The above picture is one I snapped two years ago. I was about to embark on an 10-day adventure with my dear friend and our kids. We would summit Mt. Lassen, have lunch on Mt. Shasta, take a ski lift up Mt. Hood and slide down the mountain using trash bags. Our final ascent would be to John Muir's Cloud Camp on Mt. Rainier. It would be the hardest thing I've ever done in my life (and that includes childbirth). I wrote all about it here and here. I was six months sober and came home from that trip feeling invincible.

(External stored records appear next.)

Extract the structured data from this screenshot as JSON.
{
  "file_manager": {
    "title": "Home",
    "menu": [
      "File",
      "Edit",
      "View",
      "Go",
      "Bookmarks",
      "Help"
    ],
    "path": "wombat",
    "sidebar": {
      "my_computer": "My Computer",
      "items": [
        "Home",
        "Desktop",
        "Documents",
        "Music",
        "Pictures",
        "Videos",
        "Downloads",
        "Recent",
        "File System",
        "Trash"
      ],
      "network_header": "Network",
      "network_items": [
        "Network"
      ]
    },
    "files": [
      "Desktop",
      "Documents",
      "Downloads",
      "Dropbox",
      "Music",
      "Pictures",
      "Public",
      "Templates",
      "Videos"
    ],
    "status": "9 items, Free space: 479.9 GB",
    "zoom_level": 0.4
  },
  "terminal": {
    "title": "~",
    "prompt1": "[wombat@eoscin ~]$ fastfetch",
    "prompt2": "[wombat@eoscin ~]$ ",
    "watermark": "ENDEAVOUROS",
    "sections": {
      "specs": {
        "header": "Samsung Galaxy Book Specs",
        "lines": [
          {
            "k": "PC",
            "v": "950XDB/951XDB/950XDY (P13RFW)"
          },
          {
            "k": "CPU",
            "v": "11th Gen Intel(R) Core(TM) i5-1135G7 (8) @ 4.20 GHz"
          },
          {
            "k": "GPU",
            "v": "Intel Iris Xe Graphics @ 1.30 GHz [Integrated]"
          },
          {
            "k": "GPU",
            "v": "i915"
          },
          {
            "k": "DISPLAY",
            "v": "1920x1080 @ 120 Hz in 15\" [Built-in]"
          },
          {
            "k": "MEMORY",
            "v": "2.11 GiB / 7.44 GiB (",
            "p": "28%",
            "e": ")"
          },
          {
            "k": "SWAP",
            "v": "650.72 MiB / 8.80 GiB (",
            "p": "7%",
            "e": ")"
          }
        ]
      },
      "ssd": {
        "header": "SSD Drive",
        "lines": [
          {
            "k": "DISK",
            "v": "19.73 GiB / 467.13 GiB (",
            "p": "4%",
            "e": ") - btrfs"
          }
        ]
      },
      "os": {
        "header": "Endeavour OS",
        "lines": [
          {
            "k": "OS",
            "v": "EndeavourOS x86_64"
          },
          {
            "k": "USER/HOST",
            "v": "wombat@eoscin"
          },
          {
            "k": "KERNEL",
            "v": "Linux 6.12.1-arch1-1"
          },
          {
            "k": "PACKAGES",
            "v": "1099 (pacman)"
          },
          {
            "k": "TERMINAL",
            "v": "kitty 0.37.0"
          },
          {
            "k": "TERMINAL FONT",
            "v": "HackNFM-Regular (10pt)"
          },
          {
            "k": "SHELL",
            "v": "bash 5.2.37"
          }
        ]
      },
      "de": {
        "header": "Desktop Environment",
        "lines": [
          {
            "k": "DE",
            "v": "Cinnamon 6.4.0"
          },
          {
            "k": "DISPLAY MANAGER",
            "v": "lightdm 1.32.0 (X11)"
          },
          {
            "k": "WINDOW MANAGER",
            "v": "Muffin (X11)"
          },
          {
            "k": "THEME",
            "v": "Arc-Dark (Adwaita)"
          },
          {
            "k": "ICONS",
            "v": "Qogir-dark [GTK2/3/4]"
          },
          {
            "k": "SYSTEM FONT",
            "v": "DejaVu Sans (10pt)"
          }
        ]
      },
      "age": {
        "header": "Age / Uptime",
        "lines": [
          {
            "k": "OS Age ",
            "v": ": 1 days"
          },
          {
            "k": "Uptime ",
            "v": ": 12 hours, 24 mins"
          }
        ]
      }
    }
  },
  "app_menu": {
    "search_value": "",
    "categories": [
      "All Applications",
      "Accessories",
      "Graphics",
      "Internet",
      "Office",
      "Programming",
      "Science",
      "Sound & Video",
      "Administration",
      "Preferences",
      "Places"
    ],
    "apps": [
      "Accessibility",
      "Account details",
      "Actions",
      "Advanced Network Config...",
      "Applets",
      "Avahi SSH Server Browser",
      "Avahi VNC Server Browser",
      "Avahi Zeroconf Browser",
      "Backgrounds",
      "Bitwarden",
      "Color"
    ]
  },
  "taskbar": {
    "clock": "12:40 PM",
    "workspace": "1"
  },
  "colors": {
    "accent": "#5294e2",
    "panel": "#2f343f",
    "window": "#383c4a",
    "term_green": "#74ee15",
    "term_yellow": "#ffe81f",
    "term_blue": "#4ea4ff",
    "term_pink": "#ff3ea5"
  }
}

Flash forward two years and I still feel invincible. I haven't had to climb new mountain ranges to feel that way either. I know that the climbing up and out bed everyday presents me with the opportunity to do work that is just as hard, just as challenging. And, I don't have to sport metal crampons or traverse vertical ice fields to feel accomplished or satisfied by it. I get to feel it every night as I climb into bed and think about my day and take my personal inventory. I remind myself every morning as I jot down my daily gratitudes just how lucky I am to have made the choice to wake up to my own life.
At 2.5 years, the obsession to drink has been lifted and the work remains on maintaining emotional sobriety in my daily comings and goings. It's worthy work. It's spiritual in nature. It's a gift, really.
I'm often amazed that the byproduct of removing alcohol from my life has actually given me the life I had always wanted. Not perfect or pristine, but beautiful and messy. Hard, but worth the effort. By removing a few things in my life that were no longer serving me, I found relief. I took a step forward and then did a big pivot and started moving in the direction I had never even considered before. I'm more open and willing to try things that I once thought impossible, like give up booze + coffee, believe in a Higher Power and call myself the A-word while in the rooms of AA.
And, I'm so fucking grateful that I stopped working against myself and, really, just got over myself. Getting out of my own way has enabled me to reap the benefits of sobriety slowly, but consistently over these past 2.5 years.
My life is abundant now and I feel like I have a purpose.
That's enough for me.